• _To do_: In the entries below, the word "timp" appears on some lines. Copy each of those lines.
——————————
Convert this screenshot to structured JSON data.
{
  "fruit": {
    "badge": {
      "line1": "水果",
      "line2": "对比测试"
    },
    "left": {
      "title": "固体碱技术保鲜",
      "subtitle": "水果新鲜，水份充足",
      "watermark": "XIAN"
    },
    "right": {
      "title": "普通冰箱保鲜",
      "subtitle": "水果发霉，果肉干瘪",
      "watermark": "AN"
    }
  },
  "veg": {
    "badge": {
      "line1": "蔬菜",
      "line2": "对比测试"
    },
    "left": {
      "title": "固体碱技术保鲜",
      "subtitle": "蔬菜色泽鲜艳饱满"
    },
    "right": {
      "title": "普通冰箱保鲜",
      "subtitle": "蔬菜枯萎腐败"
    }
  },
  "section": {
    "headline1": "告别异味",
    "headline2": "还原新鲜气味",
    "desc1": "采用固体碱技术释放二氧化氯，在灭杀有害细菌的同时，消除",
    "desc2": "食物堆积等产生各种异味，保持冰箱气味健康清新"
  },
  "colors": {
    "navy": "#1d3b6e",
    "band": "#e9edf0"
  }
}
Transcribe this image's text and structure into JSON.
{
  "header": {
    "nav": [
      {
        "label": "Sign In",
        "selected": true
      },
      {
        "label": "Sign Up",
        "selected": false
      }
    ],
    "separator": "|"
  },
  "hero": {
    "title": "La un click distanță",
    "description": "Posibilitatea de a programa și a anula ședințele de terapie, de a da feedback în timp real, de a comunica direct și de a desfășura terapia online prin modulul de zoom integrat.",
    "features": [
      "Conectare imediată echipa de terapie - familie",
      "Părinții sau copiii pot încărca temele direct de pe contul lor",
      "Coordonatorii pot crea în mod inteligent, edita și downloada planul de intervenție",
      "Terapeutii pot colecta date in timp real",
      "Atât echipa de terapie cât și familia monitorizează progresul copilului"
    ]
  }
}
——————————
• _Completed exercise_:
    "description": "Posibilitatea de a programa și a anula ședințele de terapie, de a da feedback în timp real, de a comunica direct și de a desfășura terapia online prin modulul de zoom integrat.",
      "Terapeutii pot colecta date in timp real",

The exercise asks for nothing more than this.